It is true! Protein needs are greater than we think and Health Canada has downplayed the importance of protein over the past 20 years. Meat protein, egg protein, fish protein and vegetable protein are great sources but we cannot stop using dairy or meat protein unless we are prepared to increase the vegetable protein significantly in our diet. Currently many students are no longer drinking milk and are missing approximately 30% of their dietary protein. Canada's food guide is misleading in this regard. It assumes that 2 servings of meat or alternates a day are adequate if we are taking dairy in our diet. Those choosing to eliminate dairy or meat in the diet will require a nutrition assessment to determine how to replace the protein and the nutrient lost without these food groups.

Protein is made up of a family of amino acids 20 of which are essential and cannot be made by our body. The only proteins that are complete (contain all 20 essential amino acids) are meat, poultry, dairy, eggs, fish and seafood. The vegetable proteins are all missing at least 1 amino acid. The missing protein must be made-up at each meal by adding a source of the missing amino acid (More in the Vegetarian section).

Too much protein in the diet can lead to an excess of urea in the body and the urea has to be eliminated through our kidney's. It can also contribute to obesity. However, too little of the right proteins can be harmful. Protein supplies the building blocks for regular body structure turnover, enzymes and hormones as well as our immune system. If there are not enough carbs in the diet, then protein will be used to make carbs as a priority. Too little carbs and protein can cause mild edema (fluid retention) that some students mistake as weight gain, resulting in even more dietary restrictions. A nutritional assessment can help determine the cause of the problem.

How Much Protein Do I Need?

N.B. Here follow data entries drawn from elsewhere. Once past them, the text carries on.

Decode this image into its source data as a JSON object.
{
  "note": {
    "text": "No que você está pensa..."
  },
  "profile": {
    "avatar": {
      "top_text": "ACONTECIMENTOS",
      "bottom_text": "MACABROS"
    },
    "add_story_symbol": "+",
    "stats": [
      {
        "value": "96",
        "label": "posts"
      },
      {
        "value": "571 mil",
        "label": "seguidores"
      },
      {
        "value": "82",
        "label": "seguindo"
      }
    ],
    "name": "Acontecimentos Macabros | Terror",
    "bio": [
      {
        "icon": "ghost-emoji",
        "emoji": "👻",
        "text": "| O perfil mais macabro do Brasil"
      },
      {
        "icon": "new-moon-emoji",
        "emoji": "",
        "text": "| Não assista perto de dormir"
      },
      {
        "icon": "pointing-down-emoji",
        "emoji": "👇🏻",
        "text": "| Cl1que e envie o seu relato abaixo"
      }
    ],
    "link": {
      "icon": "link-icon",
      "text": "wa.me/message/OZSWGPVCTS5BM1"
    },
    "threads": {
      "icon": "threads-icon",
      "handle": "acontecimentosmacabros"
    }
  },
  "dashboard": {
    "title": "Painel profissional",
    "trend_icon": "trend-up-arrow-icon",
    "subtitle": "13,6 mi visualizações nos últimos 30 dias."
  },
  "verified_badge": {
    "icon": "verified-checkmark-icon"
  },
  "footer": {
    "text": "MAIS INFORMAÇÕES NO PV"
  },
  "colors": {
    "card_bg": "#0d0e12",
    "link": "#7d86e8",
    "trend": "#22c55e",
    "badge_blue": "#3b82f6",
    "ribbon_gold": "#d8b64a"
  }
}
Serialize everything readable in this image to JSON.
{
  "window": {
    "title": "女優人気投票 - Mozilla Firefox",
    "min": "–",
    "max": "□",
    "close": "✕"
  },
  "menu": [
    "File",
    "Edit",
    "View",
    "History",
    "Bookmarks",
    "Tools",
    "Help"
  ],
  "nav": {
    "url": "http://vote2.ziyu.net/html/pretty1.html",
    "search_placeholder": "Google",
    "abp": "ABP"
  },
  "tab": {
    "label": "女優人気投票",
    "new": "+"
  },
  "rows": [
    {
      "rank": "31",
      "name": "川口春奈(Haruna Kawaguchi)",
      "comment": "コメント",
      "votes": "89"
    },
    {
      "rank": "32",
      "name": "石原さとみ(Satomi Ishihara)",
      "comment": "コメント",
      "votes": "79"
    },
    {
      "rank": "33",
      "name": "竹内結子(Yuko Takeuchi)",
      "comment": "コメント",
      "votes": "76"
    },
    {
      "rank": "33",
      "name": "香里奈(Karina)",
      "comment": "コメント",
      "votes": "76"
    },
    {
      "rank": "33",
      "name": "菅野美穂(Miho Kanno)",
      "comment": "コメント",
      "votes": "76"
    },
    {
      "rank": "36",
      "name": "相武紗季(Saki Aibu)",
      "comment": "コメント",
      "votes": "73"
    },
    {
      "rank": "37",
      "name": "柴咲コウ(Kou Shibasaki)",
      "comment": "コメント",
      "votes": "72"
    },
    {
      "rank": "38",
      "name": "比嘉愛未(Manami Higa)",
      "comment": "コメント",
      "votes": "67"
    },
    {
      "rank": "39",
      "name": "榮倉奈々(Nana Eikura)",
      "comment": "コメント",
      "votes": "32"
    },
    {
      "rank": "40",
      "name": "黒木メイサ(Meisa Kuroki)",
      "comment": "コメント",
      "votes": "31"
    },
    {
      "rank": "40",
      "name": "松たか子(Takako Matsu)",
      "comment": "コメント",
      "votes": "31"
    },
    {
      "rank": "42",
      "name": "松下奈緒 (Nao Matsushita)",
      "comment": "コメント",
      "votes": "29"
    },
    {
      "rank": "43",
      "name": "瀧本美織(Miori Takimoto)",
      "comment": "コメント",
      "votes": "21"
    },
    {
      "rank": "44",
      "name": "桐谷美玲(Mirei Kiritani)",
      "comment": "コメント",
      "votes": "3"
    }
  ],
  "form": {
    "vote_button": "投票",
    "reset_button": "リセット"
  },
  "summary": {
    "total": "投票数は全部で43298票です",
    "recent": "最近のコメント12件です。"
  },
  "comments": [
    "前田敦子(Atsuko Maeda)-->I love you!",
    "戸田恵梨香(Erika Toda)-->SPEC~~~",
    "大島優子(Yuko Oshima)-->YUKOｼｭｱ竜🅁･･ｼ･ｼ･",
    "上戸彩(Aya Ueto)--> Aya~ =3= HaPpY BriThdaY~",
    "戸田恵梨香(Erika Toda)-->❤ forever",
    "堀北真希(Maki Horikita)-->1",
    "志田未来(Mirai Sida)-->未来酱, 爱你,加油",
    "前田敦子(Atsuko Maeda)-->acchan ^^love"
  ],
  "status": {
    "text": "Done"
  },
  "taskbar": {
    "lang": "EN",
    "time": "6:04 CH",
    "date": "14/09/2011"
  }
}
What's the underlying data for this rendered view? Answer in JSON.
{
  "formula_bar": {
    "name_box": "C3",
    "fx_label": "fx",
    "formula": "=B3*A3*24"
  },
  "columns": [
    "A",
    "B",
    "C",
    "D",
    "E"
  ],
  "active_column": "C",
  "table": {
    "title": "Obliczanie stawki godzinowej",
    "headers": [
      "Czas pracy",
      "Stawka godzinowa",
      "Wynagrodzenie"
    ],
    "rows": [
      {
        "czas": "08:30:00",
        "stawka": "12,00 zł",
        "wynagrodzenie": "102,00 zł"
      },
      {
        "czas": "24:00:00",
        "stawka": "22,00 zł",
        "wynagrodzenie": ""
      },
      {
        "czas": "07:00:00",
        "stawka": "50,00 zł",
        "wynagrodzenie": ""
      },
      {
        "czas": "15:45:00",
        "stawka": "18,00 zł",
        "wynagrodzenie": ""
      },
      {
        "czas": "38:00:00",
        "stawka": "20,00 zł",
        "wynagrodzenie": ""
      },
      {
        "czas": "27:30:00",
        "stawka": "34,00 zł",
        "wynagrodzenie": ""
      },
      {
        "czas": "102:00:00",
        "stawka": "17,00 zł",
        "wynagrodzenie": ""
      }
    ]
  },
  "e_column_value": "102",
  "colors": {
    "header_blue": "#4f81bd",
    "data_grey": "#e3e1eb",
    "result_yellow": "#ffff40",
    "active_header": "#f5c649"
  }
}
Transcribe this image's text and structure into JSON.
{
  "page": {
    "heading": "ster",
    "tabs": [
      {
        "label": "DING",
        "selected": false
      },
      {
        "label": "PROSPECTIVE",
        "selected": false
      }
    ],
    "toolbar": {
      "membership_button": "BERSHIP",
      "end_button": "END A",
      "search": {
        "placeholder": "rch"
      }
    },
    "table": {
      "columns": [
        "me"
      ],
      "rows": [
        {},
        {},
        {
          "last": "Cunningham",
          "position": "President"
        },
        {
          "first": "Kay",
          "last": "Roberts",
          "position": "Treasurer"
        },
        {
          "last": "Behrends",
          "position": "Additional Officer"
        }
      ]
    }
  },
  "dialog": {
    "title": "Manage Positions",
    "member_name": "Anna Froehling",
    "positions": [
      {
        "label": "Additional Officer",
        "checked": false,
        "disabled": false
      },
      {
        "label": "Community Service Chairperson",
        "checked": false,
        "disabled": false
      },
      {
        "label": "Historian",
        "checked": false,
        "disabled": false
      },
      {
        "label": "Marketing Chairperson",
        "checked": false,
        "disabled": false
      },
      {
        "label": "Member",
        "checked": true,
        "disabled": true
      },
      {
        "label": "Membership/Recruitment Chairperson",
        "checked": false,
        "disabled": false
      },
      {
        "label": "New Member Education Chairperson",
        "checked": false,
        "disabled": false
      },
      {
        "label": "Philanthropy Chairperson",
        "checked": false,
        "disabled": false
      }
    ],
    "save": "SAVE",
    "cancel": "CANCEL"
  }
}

The requirement for protein depends on age, sex and physical demands. The usual range is 1-2 gms of protein per kgm of body weight. Sedentary individuals only need about 1 gm per kg body weight. Endurance athletes, weight lifters and rowers need 2 gms per kg body weight. Dietitians are very careful with weight loss diets to maintain a balance of protein and carbohydrate so the weight loss is body fat not active muscle mass. Vegetarians should always seek the advice of a dietitian to balance their diet for essential nutrients and protein.